Work item:
Would you filter these records and copy every line that has the word "card"?

[Records]

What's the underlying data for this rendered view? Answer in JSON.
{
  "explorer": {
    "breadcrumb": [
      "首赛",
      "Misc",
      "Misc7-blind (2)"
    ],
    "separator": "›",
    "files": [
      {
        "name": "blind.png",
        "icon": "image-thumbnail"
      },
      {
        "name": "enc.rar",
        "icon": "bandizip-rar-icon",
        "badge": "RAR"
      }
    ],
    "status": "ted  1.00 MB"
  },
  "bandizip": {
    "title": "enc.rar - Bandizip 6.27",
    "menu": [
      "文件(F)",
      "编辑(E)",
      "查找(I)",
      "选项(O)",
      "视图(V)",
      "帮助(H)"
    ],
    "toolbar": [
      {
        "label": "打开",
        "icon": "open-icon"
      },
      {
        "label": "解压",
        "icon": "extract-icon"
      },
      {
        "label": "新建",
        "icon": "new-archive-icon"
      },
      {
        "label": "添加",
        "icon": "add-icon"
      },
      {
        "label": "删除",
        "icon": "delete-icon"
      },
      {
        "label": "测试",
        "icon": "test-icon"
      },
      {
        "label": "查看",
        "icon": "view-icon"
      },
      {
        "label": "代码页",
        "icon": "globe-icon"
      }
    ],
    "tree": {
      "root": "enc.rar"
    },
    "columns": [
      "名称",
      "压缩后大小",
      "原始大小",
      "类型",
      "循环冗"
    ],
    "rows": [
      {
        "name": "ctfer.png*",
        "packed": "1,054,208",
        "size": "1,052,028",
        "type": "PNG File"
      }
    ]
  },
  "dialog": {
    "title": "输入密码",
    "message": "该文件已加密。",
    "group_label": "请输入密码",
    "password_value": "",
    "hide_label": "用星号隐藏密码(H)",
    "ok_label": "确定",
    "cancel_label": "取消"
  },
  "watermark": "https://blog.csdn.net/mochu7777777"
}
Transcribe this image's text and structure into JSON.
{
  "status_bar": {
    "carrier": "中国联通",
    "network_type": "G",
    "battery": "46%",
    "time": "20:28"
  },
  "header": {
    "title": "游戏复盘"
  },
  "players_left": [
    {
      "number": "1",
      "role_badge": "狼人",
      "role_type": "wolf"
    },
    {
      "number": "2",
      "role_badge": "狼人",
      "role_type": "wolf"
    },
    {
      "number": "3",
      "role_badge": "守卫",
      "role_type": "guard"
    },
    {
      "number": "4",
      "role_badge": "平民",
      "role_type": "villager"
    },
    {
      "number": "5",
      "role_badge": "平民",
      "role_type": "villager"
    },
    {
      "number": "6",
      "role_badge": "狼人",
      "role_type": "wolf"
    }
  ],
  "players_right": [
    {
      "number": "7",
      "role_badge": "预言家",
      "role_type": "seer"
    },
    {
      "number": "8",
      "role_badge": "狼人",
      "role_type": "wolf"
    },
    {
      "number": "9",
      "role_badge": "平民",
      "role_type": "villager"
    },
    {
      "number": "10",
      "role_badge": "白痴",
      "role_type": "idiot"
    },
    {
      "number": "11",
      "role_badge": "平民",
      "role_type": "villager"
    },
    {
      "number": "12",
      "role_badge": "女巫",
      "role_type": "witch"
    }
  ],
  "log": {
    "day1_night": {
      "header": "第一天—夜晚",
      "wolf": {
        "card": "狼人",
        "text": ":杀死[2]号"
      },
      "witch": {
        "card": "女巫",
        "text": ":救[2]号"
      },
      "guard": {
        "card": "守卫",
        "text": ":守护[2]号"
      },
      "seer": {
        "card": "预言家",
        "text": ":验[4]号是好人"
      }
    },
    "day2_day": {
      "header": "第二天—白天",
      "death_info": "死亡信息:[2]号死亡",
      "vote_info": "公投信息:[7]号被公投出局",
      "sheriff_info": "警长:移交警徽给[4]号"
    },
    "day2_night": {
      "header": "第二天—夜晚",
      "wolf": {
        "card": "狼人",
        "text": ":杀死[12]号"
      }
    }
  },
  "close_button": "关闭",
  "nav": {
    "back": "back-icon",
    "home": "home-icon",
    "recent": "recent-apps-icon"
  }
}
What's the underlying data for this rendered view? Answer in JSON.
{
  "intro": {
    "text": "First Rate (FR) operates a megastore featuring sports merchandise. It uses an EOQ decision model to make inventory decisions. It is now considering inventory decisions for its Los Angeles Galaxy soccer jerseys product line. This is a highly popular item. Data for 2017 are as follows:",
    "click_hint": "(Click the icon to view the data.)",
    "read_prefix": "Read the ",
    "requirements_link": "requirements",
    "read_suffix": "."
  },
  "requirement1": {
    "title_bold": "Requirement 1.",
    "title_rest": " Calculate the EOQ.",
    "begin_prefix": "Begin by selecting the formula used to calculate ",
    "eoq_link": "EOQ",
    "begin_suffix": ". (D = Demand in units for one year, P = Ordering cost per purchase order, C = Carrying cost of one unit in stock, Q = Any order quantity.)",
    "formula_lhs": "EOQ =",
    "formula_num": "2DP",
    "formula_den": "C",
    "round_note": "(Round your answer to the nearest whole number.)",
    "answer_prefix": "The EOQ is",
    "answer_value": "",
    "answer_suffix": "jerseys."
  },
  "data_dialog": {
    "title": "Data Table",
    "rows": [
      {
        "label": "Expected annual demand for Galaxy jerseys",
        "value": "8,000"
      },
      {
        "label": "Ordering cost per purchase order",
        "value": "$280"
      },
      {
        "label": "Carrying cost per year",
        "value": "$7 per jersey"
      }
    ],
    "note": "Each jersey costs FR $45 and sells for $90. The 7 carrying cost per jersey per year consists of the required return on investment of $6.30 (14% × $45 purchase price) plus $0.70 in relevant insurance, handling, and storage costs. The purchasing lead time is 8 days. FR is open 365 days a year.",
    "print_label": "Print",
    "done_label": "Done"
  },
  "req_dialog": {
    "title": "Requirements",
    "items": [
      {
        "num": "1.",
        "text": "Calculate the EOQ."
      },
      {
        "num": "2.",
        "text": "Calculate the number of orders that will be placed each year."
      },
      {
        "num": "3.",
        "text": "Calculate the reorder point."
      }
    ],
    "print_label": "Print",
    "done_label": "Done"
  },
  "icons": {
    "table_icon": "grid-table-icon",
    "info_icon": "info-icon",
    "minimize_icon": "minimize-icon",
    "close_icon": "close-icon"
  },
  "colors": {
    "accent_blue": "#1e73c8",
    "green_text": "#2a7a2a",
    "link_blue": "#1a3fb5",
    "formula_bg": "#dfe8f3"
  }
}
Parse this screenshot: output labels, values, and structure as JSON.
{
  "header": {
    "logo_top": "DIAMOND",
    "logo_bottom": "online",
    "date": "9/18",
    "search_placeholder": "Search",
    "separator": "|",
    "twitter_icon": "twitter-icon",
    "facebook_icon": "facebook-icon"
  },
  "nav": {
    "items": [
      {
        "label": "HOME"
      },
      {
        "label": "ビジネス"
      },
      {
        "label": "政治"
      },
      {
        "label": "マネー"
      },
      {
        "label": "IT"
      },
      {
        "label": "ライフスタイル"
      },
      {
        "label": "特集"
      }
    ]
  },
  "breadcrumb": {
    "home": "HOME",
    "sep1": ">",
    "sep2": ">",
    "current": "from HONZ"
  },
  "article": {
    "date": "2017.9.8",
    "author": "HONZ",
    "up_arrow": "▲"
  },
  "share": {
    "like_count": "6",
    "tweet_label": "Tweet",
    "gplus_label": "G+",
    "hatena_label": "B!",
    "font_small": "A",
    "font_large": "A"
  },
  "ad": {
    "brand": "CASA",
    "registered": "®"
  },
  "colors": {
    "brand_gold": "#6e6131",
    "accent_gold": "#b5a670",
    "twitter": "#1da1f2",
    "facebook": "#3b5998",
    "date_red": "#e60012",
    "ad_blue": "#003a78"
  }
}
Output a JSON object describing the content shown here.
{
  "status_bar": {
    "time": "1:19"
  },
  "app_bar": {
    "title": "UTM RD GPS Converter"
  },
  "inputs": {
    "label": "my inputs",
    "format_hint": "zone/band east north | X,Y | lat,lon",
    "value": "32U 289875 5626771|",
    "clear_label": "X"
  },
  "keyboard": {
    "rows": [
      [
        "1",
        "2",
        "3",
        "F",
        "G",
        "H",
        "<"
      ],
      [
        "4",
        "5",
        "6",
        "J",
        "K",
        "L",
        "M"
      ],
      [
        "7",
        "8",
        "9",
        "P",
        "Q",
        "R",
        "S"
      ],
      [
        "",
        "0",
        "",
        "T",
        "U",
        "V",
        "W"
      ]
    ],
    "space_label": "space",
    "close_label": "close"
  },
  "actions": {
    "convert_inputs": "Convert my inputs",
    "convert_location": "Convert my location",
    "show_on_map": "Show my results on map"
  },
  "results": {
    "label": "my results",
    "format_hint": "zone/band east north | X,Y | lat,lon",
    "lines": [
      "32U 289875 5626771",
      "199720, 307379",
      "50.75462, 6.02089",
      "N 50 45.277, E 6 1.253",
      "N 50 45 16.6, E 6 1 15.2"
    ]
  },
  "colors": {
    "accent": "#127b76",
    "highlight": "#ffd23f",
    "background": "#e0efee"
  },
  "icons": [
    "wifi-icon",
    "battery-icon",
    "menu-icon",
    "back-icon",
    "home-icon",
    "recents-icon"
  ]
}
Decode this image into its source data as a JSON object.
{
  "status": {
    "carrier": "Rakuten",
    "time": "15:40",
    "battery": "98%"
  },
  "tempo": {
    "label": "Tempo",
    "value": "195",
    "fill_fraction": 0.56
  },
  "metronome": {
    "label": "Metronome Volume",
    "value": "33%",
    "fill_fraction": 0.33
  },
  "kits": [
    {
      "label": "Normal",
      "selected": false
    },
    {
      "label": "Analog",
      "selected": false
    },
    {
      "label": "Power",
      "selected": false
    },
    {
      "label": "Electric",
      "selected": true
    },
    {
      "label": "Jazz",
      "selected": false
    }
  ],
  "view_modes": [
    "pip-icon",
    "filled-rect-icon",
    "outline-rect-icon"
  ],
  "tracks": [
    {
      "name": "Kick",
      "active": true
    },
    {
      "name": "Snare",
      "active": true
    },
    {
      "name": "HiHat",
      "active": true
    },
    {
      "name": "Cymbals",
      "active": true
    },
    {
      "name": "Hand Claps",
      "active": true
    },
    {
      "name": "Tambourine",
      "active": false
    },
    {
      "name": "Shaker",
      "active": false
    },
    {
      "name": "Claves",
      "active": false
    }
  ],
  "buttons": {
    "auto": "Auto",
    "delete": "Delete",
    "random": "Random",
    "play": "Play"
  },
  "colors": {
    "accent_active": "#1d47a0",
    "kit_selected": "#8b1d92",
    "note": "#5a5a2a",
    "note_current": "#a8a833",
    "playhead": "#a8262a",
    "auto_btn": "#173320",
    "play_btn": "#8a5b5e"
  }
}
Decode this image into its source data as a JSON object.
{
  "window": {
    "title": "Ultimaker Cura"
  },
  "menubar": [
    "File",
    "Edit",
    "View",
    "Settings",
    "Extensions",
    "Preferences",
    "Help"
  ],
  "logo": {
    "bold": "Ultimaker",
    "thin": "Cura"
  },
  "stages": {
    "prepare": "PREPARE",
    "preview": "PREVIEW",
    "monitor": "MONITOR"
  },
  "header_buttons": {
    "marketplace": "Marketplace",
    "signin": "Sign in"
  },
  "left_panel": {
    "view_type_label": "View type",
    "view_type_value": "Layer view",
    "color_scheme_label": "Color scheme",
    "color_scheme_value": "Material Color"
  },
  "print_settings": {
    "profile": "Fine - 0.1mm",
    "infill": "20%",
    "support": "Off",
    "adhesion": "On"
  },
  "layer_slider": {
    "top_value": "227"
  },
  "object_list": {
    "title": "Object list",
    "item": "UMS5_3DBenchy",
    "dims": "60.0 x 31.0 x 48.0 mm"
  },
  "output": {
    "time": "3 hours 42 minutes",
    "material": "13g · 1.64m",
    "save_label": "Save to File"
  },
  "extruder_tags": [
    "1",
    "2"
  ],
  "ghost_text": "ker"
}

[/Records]

Solution to this problem:
        "card": "狼人",
        "card": "女巫",
        "card": "守卫",
        "card": "预言家",
        "card": "狼人",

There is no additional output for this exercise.